He was not my savior or protector. He was not going to try to right any wrongs. And he was not going to let me believe that he could, or even that he should try. Because if he did, he would botch it again. He didn’t know how to do it, even yet, how to take care of babies, or grownups, or even himself. Rejection means to throw back, to not accept. It was not me my father was rejecting. It was being a father and all that entailed. He was still a child himself.

For the few days that I was a daughter, I was a good one. I showed my father love and respect. I gave him my trust. I opened my home and made myself assailable. I took that risk. And he taught me a lot. I’ve learned that I can make peace with his rejection in a way that supports the person I am and want to be. I’ve learned the definition of rejection and its types, and how to identify the level of pain associated with each. I’ve learned that I am resilient.

In his book Anger, Thich Nhat Hanh discusses a child’s relationship with a father as an example of how to transform anger into love and forgiveness.

Your father is in you; you are the continuation of your father ….We say our father is not us, but without our father we cannot exist. So he is fully present in our body and in our mind. He is us.

Thus, if you understand yourself, your whole self, you understand that you are your father — he is not outside of you.

I am my father. I am his abandonment, his detachment, his unwillingness to love and care for me. But that is just part of me, not the whole self. My whole self can interplay my father-journey with the other parts of my life, in my own family and larger community. Rather than surrender to the pain that he caused me, rather than bury it or deny it, I can be vulnerable by choice. I can, for instance, talk about my father both with the people who love me and, on the right occasion, with those who don’t know me at all.

One of my favorite lines in Hogan’s Heroes is when Shultz says to Hogan, “If you ever do escape, take me with you.” Shultz understood that the more we stay on guard, stick to one narrative, the more we become prisoners. My father and Hogan go everywhere with me now. We dig new tunnels, knock on new floors, and find ways to save each other, not just ourselves.

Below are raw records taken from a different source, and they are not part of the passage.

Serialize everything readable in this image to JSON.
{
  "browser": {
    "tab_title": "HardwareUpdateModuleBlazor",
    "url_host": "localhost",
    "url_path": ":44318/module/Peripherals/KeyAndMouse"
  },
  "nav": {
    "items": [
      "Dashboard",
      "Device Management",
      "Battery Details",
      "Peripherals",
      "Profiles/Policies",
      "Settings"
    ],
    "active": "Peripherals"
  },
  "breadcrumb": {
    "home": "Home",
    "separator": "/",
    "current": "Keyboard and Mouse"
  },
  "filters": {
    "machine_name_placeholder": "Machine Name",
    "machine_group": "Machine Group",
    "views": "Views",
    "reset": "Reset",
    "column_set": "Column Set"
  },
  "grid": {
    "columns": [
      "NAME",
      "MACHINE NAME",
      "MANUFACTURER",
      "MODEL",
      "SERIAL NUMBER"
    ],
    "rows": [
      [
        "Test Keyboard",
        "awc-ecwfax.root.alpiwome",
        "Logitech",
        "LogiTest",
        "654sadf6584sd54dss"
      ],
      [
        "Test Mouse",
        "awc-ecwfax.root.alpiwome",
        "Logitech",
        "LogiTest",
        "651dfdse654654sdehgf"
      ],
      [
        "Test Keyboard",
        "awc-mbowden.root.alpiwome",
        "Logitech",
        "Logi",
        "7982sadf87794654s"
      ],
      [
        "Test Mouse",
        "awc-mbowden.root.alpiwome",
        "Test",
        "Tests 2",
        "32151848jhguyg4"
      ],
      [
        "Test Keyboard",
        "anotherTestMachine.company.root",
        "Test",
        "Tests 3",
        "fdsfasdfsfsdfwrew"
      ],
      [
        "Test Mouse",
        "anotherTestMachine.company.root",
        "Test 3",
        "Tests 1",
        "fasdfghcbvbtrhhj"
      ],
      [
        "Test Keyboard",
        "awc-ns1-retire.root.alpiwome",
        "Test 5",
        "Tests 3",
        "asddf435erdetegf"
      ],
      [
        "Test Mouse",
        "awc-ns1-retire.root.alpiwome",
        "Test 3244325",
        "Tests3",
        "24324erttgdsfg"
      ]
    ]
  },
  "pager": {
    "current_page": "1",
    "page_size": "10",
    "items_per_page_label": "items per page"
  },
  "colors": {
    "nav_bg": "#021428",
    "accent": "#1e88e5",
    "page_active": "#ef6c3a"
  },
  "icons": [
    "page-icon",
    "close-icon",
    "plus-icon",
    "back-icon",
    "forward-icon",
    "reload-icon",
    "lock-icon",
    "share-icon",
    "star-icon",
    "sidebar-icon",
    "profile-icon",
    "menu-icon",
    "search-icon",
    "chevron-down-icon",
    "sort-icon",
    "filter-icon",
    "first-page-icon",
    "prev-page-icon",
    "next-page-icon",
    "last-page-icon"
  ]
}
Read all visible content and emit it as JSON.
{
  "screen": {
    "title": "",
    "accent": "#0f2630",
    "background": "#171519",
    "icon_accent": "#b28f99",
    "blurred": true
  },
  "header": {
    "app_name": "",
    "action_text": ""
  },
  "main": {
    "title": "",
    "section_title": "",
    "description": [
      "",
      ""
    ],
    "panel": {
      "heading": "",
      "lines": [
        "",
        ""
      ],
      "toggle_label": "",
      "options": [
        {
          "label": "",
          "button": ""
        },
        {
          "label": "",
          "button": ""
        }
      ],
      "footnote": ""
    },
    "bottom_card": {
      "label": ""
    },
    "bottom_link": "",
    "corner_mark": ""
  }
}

But some days too, I send my father a message. It goes like this: Even though you left me, it doesn’t make me any less your daughter.